Filter the entries, keeping every line with the string "name".

Entries from a dataset of interfaces
○ ○ ○ ○ ○
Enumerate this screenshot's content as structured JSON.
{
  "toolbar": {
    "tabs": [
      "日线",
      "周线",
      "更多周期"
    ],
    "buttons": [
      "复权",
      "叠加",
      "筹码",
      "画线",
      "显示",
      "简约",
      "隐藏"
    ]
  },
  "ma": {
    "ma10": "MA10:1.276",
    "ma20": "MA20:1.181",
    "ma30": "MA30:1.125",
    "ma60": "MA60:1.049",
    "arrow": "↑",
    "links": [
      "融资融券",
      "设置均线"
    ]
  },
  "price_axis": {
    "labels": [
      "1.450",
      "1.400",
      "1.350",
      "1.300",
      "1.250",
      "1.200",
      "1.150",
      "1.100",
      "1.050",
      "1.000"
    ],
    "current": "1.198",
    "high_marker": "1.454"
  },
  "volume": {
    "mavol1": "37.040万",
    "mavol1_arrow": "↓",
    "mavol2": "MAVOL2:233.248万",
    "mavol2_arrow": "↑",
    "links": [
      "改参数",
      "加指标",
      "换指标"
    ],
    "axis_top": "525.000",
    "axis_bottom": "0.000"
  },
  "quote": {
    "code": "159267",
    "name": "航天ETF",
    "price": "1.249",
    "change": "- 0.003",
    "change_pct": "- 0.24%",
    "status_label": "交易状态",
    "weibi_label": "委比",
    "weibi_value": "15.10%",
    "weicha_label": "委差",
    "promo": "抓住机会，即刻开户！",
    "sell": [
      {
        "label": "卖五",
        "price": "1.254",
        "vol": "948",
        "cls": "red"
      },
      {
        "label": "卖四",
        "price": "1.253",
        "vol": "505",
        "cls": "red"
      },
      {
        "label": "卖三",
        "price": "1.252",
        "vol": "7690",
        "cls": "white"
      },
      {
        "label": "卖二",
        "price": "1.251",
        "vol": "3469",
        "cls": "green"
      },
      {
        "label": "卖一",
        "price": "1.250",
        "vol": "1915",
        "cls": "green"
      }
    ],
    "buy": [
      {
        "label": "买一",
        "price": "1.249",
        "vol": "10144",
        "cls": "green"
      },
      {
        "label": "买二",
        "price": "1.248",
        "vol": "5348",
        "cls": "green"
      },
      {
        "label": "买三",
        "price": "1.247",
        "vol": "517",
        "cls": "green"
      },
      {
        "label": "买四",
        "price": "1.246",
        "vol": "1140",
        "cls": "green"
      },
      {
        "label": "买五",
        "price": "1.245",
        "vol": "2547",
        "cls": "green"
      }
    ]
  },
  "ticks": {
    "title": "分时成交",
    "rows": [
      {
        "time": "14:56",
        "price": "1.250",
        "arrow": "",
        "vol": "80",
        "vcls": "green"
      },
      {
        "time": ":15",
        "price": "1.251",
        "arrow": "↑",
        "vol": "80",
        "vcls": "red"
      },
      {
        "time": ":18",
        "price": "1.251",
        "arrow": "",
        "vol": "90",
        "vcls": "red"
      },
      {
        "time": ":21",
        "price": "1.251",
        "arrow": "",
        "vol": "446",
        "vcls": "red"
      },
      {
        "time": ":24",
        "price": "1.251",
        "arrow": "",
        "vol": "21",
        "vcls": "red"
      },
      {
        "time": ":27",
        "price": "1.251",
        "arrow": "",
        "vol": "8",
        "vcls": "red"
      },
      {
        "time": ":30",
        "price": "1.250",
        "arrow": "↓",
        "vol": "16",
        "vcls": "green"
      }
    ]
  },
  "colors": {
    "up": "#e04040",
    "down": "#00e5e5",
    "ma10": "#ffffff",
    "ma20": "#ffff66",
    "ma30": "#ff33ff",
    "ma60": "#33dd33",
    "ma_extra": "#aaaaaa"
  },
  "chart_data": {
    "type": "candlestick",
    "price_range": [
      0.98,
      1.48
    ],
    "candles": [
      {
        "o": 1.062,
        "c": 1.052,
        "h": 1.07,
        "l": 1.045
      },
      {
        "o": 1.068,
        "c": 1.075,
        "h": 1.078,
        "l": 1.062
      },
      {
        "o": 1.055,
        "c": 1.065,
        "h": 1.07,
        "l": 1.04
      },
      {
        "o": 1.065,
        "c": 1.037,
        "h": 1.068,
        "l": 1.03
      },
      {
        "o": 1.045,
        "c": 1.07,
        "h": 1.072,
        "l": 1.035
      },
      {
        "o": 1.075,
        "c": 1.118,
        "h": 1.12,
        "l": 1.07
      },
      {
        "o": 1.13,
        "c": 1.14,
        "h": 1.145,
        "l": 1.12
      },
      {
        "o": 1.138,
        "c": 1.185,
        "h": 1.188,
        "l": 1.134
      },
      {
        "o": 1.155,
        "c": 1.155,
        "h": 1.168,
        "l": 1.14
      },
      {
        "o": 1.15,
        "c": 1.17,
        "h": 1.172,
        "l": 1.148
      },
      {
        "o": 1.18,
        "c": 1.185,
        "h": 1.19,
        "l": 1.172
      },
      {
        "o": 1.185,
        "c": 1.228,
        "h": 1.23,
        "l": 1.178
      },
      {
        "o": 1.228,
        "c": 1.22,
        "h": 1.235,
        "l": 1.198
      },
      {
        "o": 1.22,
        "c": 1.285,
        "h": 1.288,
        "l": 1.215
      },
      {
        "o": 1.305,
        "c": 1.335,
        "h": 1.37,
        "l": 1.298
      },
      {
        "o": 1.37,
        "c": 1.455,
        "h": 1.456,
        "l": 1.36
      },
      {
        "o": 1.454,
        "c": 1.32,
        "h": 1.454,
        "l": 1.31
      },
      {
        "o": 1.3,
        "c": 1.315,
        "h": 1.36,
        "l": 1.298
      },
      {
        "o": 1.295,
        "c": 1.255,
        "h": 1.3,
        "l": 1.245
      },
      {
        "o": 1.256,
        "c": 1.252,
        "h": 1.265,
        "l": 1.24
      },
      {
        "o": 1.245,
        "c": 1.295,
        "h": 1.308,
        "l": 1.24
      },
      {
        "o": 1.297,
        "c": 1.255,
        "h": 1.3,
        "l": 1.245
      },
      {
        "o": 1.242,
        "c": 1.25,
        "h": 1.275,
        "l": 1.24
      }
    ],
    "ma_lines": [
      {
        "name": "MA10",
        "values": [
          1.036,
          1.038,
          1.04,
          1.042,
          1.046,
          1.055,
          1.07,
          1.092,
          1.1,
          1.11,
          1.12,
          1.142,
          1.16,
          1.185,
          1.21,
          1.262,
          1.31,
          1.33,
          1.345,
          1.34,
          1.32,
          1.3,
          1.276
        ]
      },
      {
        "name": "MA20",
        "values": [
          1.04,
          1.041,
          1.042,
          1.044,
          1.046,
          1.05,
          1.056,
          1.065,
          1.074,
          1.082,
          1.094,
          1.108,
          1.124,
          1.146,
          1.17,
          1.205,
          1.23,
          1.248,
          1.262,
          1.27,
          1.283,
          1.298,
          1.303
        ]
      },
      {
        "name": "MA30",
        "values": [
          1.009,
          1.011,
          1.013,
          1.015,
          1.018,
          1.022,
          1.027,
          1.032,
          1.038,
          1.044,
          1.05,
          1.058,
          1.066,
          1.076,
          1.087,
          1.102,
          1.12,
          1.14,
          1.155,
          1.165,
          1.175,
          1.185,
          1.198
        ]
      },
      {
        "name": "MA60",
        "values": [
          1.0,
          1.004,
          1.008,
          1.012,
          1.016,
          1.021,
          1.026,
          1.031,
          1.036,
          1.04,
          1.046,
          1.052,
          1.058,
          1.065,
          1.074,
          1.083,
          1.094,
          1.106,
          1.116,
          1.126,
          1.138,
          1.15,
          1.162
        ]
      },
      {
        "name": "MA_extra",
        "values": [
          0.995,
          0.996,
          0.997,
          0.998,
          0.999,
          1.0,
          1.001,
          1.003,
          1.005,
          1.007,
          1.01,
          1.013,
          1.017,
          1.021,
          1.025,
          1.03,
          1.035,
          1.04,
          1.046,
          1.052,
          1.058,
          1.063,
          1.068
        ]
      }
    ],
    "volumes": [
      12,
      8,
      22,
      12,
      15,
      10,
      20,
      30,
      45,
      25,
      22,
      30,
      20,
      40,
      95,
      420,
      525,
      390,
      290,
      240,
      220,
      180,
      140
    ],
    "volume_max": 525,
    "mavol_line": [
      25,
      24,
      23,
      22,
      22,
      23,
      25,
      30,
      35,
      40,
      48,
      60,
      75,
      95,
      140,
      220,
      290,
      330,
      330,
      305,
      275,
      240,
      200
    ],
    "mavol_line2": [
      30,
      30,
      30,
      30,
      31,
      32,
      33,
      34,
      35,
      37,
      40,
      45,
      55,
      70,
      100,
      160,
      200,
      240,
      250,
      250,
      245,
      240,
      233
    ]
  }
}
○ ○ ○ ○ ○
• **Answer space**
    "name": "航天ETF",
        "name": "MA10",
        "name": "MA20",
        "name": "MA30",
        "name": "MA60",
        "name": "MA_extra",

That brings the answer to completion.